Ms. Obama on Saturday said that the U.S.-backed “Let Girls Learn” initiative would encourage adolescent girls—otherwise held back by social barriers—to continue their studies and equip them with the tools to fight injustice and challenge the status quo.
It was only after the first lady left Cambodia, Mr. Hun Sen said, that he realized exactly how those sentiments would translate in real terms, adding that he had misunderstood the purpose of Ms. Obama visiting a— high school alongside his wife, Bun Rany, to meet 10 schoolgirls.
“I assumed that the U.S. would provide scholarships for these students to study through university,” he said. “It does not.”
“But our education minister wrote a letter to me yesterday requesting state scholarships [for the students] to study at any state [university] because all these students want to be teachers,” he said.
Mr. Hun Sen said that he liked the idea behind the Let Girls Learn initiative, but that university scholarships should be part of the program.
“Her campaign is good, but I would like to give an opinion— that the U.S. please help them from the beginning to the end,” he said.
Jay Raman, spokesman for the U.S. Embassy, said scholarships were not part of the initiative, which will be “very local and led by the Peace Corps.”
“The purpose of the first lady meeting with the girls at the school wasn’t to offer them scholarships, it was because she wanted to hear from them and hear their stories,” Mr. Raman said.

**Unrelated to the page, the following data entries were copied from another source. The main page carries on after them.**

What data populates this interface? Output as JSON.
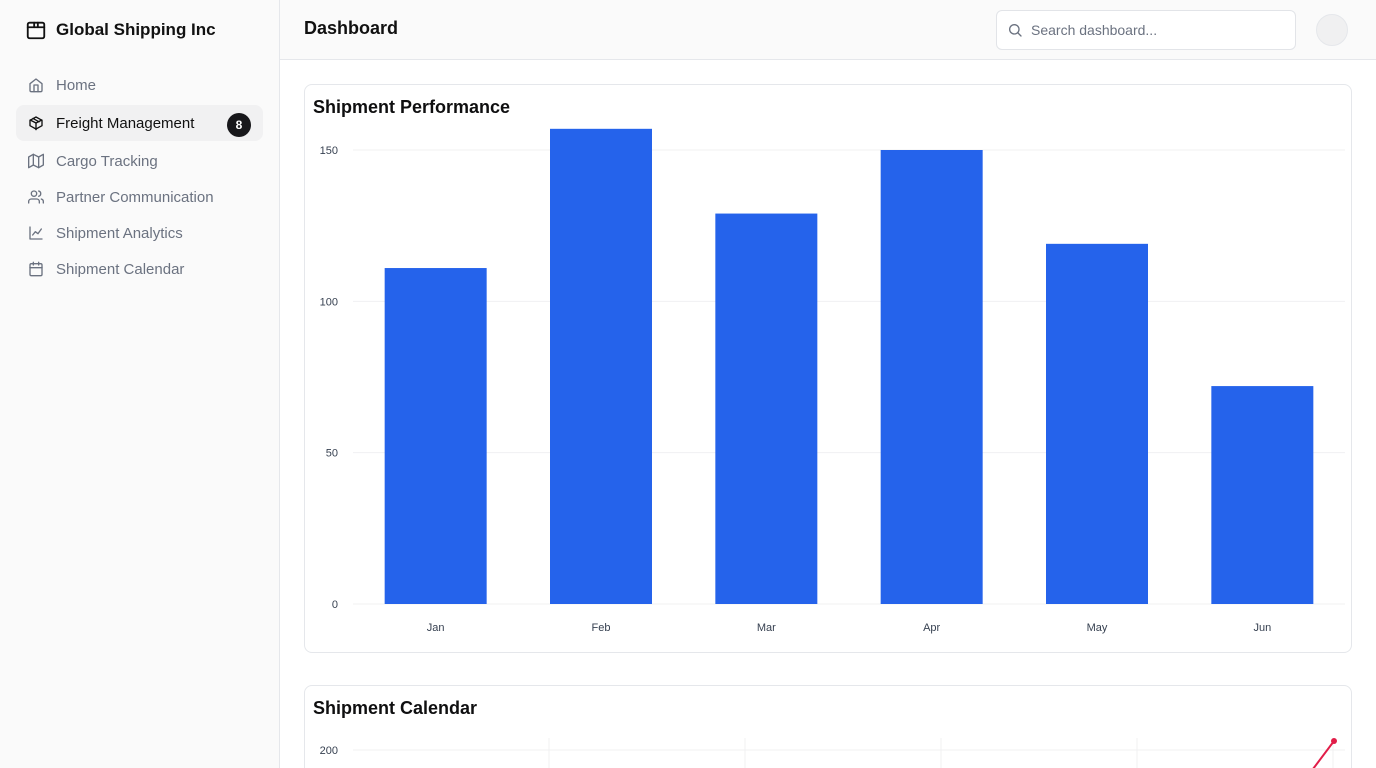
{
  "brand": {
    "name": "Global Shipping Inc",
    "icon": "package-icon"
  },
  "sidebar": {
    "items": [
      {
        "label": "Home",
        "icon": "home-icon",
        "active": false
      },
      {
        "label": "Freight Management",
        "icon": "box-icon",
        "active": true,
        "badge": "8"
      },
      {
        "label": "Cargo Tracking",
        "icon": "map-icon",
        "active": false
      },
      {
        "label": "Partner Communication",
        "icon": "users-icon",
        "active": false
      },
      {
        "label": "Shipment Analytics",
        "icon": "line-chart-icon",
        "active": false
      },
      {
        "label": "Shipment Calendar",
        "icon": "calendar-icon",
        "active": false
      }
    ]
  },
  "header": {
    "title": "Dashboard",
    "search": {
      "placeholder": "Search dashboard...",
      "value": ""
    }
  },
  "colors": {
    "bar": "#2563eb",
    "line": "#e11d48",
    "accent": "#18181b"
  },
  "chart_data": [
    {
      "type": "bar",
      "title": "Shipment Performance",
      "categories": [
        "Jan",
        "Feb",
        "Mar",
        "Apr",
        "May",
        "Jun"
      ],
      "values": [
        111,
        157,
        129,
        150,
        119,
        72
      ],
      "yticks": [
        0,
        50,
        100,
        150
      ],
      "ylim": [
        0,
        150
      ],
      "grid": true
    },
    {
      "type": "line",
      "title": "Shipment Calendar",
      "yticks": [
        200
      ],
      "grid": true
    }
  ]
}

“The initiative is about encouraging and helping girls to continue with their education and about working with communities to find solutions to the challenges that prevent girls from staying in school.”